On holiday I have, (In no particular order):
Walked along ‘The Jurrasic Coast’ (Britains best region for fossils)
Drank tea, otter ale, wine (red and white)
Got stuck in traffic on the M6
Eaten curry, pasties and lasagne
Walked up an ancient hill fort
Bought ‘Cronicles of Narnia’ top trumps
I’m very tired now so I might write more clearly about things later.
…Is the rather catchy name of the beer festival that takes place in the crypt of Liverpools catholic cathedral, which I attended on wednesday night. From my hazy recollections of the evening I would *STRONGLY* recommend Lindisfarne Mead if you ever get the chance (14.5%, ouch). It’s brewed by monks in Lindisfarne/Northumberland I think. They had a disappointing amount of Yorkshire beers but they did have some good local beers from liverpool, for example Cains raisin beer.

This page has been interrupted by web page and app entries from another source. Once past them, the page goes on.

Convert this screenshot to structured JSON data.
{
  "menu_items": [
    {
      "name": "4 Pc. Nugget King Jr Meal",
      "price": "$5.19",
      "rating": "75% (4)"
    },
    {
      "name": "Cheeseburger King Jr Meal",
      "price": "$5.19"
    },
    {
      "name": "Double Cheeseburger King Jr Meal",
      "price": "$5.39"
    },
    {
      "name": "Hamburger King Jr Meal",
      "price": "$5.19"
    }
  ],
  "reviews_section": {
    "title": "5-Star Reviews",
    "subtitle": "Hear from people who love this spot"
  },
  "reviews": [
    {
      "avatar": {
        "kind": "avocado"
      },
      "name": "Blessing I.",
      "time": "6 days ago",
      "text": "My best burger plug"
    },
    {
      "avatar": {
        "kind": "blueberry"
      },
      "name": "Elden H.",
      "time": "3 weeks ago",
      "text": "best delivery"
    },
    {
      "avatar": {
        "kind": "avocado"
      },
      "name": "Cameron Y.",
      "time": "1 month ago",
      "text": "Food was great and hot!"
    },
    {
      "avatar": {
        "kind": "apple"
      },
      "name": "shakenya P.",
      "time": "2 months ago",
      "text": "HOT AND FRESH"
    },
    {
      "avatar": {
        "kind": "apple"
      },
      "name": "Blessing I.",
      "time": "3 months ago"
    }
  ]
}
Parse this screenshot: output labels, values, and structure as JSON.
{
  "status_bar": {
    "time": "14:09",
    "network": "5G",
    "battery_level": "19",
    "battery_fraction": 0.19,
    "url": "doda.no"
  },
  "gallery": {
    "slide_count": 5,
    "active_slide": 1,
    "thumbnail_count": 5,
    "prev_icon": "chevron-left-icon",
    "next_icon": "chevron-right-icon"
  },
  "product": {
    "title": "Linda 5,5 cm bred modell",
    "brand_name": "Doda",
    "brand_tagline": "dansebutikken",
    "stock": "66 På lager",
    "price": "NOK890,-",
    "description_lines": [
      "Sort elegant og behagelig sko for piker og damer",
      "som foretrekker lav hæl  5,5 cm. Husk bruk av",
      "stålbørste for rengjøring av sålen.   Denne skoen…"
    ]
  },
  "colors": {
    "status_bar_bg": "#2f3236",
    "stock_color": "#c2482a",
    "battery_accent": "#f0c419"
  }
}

Well feb the 14th (otherwise known as valentines day) has crawled around again. Even if you’re in a functional relationship, the level of tat, stuffed toys and overly sentimental cards is enough to put you in an existential funk for several days.
Last year I managed to avoid most of this karmic fallout by working a bar populated almost entirely by miserable old men (with a few couples thrown in too), whilst Katie was in Oz 10,000 miles and 12hrs away.
I guess it’s the politics of the situation that I find most distressing. How much money do you spend (not a lot in my case as I recently lost my last temping job)? There is also a level of one-up-manship inherent in those massive outsized cards and toy bears, which is…. disturbing to say the least. It’s like an emotional cold war arms race, which can only end in disaster and synthetic fur. What exactly does one do with said bear afterward anyway? Don’t go down that route kids. If Hallmark have to tell you how to say "I love you" then your obviously some kind of emotional jellyfish caught in one of lifes rip-tides.
[REDACTED obviously apologies profusely to any of his readers who like soft toys and wishes them all the best]
My last blog entry got lost in cyberspace due to a library computer crash. Here it is again:
"Excuse me sir, is this a nunnery?"
Well, I made it to the party in the convent/nunnery (Apparently nunnery is the ye olde word for a convent, but to my mind it has conjured up images of a shrubbery with nuns planted in it at regular intervals).
The party was a bonding session for a charity that deals with supporting Asylum Seekers which Katie is/was involved with. I think this must make us eligble to wear the "Hated By The Daily Mail T Shirts" I head about recently in the Guardian.
Whilst I was there I took the opportunity to nose around a bit. To be honest I was expecting some surreal "Father Ted" scenario. For people who have taken a vow of poverty, the nuns seemed to have a pretty good stock of wine, crime fiction (and bizzarely) pirate CDs. However I was mildly disappointed to discover that the nuns no longer wear habits. I decided to do a little digging and find out what really makes nuns tick. Sister Kathleen told me that she had no peace until she made the decison to enter the order as did the other nun I spoke to (who's name I unfortunately forgot). Neither of them seemed to have any regrets about their choices and carried on with that steely eyed determination and warm hospitality that only older women are capable of. That and the apparent belief that to change the world all you really have to do is provide free cups of tea (or alcohol) to any stranger that crosses your threshold. I like old people. I like tea and alcohol too.